Check every line of the data below for the word "content" and say how many have it, without further comment.
==*==
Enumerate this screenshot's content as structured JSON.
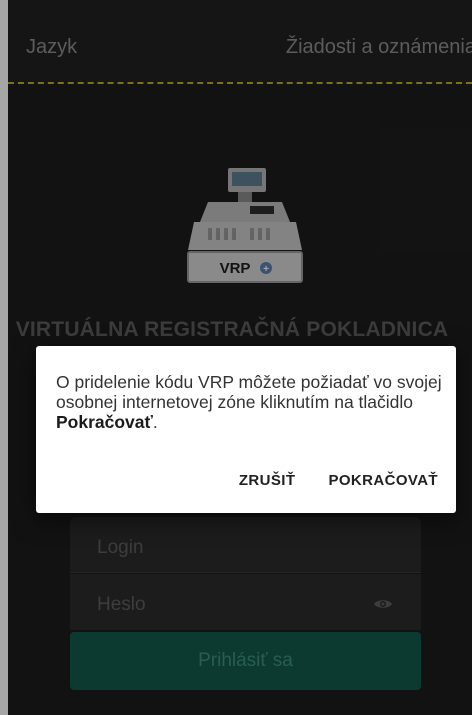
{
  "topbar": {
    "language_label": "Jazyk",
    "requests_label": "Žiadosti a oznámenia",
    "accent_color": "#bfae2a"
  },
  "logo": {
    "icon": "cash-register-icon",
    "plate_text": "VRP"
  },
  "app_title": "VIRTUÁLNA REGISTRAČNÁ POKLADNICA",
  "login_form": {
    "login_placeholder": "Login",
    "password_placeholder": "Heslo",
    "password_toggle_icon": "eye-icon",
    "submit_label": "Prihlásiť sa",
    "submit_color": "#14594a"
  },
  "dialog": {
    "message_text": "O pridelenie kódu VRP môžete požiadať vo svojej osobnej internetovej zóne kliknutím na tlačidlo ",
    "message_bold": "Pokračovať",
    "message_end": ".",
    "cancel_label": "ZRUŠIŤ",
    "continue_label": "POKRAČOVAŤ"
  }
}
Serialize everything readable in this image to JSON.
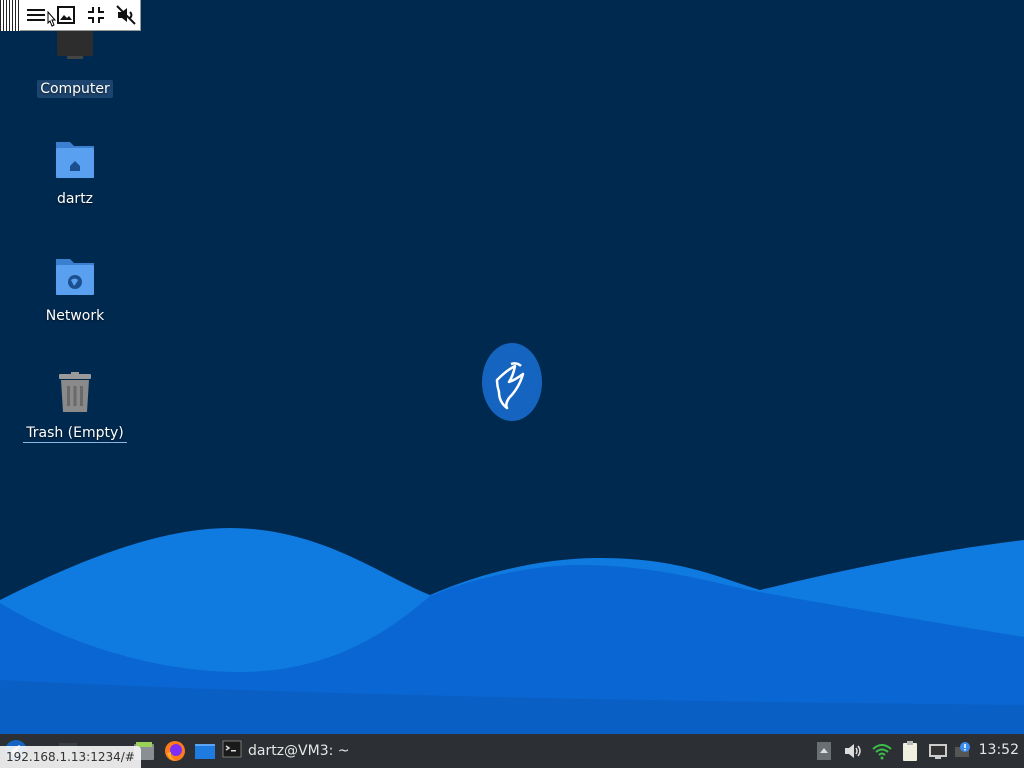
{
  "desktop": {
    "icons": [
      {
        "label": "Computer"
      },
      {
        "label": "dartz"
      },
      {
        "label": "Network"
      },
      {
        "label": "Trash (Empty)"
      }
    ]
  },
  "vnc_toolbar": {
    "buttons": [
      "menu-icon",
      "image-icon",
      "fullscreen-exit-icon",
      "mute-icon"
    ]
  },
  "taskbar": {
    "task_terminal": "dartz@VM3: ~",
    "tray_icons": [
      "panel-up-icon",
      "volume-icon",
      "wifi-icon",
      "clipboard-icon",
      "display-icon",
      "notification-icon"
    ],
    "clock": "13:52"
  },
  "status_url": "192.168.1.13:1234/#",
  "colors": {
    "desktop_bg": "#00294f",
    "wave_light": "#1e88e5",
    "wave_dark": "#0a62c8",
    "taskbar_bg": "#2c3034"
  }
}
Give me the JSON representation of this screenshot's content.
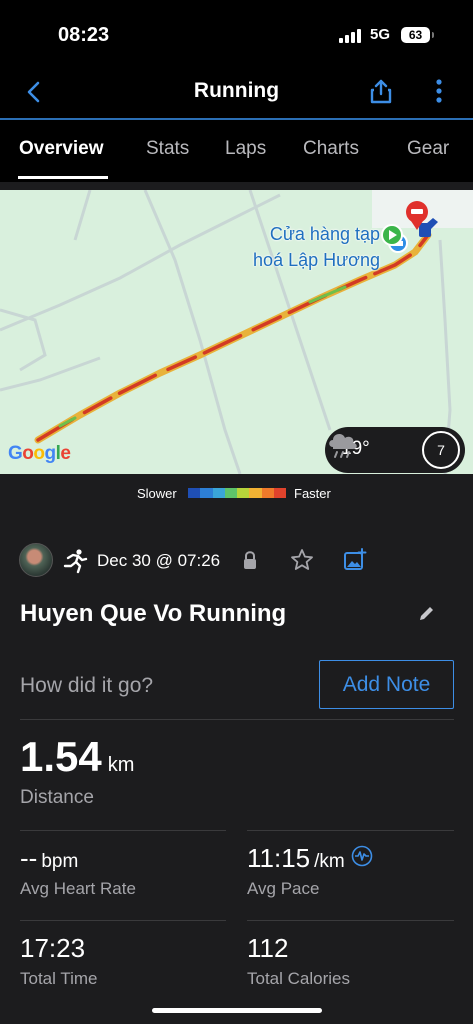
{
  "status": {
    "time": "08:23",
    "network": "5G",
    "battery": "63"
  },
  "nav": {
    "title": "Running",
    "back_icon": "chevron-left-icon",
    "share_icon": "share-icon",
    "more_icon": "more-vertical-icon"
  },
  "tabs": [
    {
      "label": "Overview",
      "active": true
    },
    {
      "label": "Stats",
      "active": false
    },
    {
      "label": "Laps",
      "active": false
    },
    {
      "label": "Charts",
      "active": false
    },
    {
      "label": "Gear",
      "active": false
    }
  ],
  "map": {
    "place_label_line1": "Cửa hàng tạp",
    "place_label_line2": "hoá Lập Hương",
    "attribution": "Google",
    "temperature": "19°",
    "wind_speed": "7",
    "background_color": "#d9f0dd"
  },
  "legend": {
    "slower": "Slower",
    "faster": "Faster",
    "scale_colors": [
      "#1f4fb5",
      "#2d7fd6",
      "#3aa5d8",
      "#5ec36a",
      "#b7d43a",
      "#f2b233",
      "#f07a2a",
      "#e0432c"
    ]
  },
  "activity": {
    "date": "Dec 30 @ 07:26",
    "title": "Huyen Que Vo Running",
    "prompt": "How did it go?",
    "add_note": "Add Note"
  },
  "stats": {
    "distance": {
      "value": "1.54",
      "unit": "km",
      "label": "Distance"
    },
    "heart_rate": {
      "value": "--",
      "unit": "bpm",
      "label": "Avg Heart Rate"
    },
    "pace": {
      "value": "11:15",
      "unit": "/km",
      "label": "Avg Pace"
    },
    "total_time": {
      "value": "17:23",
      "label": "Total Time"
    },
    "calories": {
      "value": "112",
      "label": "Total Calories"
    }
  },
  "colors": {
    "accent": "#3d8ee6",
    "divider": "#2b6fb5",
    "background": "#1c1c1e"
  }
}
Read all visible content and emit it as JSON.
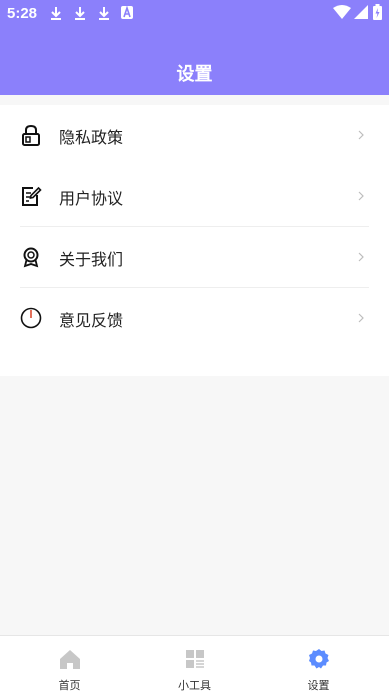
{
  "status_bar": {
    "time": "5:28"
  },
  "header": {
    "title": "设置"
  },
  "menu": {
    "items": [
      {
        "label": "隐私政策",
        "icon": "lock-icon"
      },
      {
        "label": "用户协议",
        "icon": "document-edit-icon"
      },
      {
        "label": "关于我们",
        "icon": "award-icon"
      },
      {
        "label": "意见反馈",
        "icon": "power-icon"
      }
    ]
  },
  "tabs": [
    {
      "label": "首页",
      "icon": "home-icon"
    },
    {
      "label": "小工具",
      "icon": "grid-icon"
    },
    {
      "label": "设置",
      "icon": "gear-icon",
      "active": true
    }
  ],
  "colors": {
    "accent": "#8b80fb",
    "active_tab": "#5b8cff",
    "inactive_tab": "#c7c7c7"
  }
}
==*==
→ THE COMPLETED TASK
3